- Werner is back to announce AWS Lambda available now in preview – event-driven computing service for dynamic applications. No instance running/management required, events go in and “cloud functions” run on them. Holy shit, this replaces a large number of servers running semi-trivial apps. 20 cents per million requests, plus some complex stuff for seconds of execution – free for 3.2M seconds/1M requests.
- Netflix chief product guy came on to show how they’re using lambda as a higher level abstraction and have eliminated a bunch of servers – no system monitoring/management, no inefficient polling, no gaps/opacity. They’re using it to encode video, run backups, run security and compliance checks against instances, and for operational monitoring and dashboards. Replacing procedural control systems with event-driven services.

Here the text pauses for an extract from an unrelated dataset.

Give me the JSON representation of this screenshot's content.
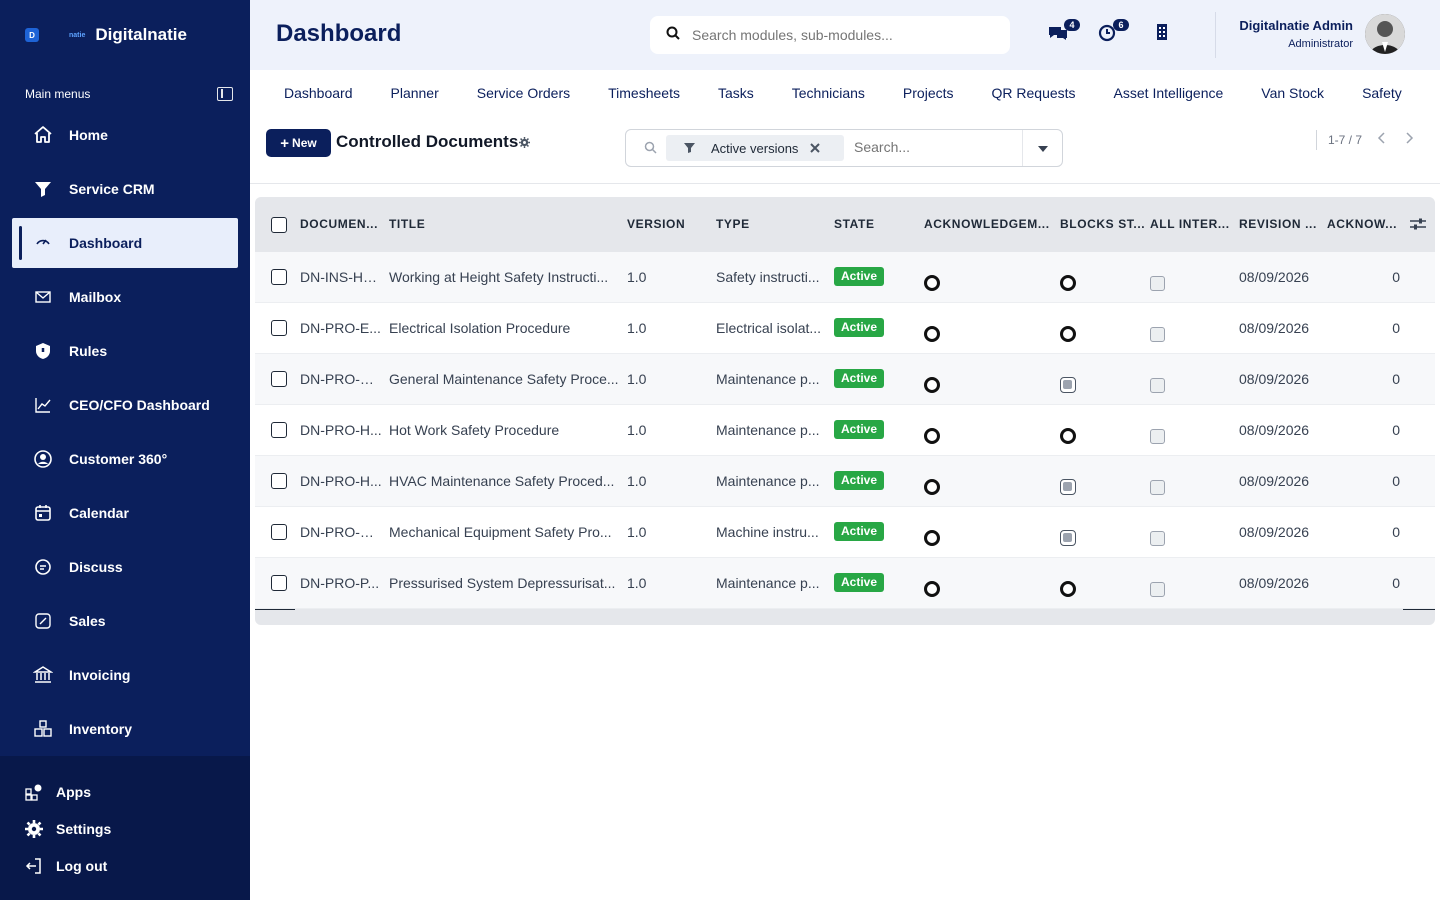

- AWS core innovations… New c4 instance, Haswell based (crazy fast processor, 36 vCPUs). Diane Bryant, SVP/GM Data Center Group from Intel, came on to go into the CPU specifically. Larger and faster EBS volumes, up to 20,000 IOPS. Enhanced and consistent networking speeds.
And this has been your cloud update! Also see Ben Kepes in Forbes for a similar summary.
The container engine is cool – it’ll certainly remove a lot of instance gerrymandering and instance reservation pain if nothing else. But Lambda is the potential disruptor here. It’s taking the idea of “bring your own algorithm” from MapReduce and saying “hmmm you can probably replace your trivial web app just with this” – it’s halfway between a PaaS and a SaaS, none of the Beanstalk complexity, just “here take this function and run it on stuff when it comes in.” If a library of common lambas becomes available, so much computing work done for trivial purposes becomes obsoleted. Who hasn’t seen a Web service to “upload a file here, then zip it or something, then store it…” OK, no servers needed any more. Very interesting.